↓↓↓

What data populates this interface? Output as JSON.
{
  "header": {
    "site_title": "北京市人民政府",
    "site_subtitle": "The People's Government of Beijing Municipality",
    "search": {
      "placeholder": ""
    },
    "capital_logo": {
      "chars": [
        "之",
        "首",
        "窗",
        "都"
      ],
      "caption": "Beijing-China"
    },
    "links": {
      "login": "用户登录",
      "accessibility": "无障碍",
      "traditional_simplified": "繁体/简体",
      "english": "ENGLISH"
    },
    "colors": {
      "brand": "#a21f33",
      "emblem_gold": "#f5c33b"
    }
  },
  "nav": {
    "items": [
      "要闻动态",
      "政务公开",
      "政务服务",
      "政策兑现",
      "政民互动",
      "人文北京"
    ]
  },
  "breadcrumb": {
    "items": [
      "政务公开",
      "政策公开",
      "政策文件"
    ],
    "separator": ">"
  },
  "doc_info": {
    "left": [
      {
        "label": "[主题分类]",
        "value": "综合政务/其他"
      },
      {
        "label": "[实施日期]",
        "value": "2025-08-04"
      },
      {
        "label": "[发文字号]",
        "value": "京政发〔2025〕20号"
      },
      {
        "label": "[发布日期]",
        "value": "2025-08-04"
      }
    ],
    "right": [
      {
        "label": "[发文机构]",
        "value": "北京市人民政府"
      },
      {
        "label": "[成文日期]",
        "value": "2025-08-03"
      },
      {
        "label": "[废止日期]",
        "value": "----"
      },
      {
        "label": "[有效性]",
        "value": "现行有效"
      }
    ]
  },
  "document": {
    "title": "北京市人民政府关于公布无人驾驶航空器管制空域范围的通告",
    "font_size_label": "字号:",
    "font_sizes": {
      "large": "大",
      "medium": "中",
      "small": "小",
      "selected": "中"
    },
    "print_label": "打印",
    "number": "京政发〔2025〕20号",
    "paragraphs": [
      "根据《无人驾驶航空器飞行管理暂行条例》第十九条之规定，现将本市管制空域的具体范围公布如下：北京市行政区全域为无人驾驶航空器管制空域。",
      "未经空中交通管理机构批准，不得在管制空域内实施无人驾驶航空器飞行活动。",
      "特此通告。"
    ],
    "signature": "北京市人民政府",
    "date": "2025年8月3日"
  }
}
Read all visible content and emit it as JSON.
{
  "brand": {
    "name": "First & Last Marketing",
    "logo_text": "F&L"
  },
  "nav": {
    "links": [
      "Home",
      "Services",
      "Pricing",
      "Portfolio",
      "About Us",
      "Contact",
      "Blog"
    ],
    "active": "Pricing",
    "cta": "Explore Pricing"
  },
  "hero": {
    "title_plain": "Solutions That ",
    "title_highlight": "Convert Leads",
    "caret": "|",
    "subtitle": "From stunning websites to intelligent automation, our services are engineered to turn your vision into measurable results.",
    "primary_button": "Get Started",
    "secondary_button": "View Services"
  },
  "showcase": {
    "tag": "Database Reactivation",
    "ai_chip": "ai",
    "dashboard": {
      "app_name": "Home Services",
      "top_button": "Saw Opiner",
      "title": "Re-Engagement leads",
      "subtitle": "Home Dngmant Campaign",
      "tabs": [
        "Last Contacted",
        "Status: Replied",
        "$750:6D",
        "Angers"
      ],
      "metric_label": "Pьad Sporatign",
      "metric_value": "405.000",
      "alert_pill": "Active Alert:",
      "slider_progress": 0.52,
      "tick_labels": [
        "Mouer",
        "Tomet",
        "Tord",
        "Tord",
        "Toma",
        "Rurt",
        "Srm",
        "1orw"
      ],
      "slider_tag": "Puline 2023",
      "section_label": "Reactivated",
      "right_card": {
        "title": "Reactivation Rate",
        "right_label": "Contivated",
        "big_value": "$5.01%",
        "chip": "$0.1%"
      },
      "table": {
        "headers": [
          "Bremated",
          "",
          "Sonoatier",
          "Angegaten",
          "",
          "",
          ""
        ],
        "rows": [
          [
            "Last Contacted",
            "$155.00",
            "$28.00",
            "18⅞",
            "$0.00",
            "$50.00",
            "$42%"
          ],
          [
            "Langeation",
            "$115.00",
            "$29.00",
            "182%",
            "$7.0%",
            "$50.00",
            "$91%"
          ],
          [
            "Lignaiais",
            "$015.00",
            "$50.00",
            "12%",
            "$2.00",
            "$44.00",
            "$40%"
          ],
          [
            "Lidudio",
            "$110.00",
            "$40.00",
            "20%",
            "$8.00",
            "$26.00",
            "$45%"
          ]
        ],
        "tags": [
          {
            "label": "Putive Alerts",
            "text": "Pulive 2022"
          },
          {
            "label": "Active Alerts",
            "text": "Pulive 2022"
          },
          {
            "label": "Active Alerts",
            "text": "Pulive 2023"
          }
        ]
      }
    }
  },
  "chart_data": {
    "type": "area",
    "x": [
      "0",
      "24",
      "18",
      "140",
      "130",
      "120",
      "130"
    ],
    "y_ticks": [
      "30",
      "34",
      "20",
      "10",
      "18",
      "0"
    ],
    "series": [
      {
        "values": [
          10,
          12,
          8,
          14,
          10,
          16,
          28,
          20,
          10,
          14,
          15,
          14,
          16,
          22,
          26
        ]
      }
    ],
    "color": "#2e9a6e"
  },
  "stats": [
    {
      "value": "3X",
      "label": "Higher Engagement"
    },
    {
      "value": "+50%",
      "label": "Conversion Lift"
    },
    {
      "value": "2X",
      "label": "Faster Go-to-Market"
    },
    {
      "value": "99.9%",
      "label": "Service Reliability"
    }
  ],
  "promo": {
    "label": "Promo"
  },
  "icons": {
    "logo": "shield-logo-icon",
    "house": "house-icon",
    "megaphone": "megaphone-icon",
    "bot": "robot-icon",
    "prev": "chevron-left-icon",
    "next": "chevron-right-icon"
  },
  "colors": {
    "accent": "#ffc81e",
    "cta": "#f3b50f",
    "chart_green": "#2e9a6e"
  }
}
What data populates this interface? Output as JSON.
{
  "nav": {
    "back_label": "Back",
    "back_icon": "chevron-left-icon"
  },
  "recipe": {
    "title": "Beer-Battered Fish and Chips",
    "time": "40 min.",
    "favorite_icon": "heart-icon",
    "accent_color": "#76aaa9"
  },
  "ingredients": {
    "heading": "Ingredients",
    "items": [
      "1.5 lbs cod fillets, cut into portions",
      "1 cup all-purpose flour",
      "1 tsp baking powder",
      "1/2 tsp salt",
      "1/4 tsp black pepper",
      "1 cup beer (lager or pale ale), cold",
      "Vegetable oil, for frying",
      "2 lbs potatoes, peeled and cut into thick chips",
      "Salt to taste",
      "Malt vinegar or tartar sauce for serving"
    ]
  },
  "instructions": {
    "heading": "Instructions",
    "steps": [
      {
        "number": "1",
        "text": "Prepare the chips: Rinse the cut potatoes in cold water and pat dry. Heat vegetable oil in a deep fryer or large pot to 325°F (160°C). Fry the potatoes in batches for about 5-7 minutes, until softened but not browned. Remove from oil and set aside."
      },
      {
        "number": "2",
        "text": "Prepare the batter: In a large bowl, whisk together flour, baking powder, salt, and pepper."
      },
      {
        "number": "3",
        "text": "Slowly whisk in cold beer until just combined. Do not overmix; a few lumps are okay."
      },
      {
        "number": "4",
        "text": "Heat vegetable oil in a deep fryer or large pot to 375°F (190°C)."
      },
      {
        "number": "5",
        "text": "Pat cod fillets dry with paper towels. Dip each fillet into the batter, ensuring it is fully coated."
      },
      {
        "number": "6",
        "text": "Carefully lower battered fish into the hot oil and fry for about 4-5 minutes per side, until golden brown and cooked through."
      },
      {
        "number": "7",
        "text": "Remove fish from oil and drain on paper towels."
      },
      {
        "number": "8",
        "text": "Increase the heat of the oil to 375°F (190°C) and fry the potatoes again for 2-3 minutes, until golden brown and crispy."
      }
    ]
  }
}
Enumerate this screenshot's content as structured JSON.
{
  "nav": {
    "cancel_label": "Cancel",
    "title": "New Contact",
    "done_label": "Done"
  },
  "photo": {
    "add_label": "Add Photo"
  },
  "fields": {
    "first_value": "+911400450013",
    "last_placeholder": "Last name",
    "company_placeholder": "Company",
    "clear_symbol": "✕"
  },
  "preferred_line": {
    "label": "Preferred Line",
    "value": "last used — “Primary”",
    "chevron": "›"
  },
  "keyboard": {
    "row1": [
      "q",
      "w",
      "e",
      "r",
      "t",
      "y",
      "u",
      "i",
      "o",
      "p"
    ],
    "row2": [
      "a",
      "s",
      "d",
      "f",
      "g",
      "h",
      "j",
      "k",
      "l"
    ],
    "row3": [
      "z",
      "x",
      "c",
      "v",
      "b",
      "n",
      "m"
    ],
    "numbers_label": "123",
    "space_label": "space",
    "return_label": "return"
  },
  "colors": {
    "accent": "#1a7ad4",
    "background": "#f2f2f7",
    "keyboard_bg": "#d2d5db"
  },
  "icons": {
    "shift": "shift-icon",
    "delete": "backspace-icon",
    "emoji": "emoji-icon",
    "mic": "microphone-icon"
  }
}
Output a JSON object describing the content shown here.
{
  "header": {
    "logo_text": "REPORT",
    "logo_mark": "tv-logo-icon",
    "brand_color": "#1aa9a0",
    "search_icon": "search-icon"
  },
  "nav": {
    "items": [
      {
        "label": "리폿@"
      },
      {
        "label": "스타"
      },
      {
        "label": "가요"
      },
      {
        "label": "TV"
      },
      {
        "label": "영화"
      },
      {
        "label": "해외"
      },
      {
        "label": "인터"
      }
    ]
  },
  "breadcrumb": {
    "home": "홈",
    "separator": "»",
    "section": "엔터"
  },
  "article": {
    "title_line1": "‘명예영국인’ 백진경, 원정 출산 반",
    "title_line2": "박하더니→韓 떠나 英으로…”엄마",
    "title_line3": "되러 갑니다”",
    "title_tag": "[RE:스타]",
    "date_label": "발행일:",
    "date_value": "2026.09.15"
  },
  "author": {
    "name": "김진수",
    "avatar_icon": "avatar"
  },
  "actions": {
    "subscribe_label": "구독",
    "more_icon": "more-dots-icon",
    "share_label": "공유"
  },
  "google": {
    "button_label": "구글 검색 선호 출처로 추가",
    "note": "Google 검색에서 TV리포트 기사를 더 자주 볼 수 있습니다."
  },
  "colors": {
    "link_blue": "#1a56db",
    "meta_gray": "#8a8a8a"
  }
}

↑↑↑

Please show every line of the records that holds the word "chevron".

    "prev": "chevron-left-icon",
    "next": "chevron-right-icon"
    "back_icon": "chevron-left-icon"
    "chevron": "›"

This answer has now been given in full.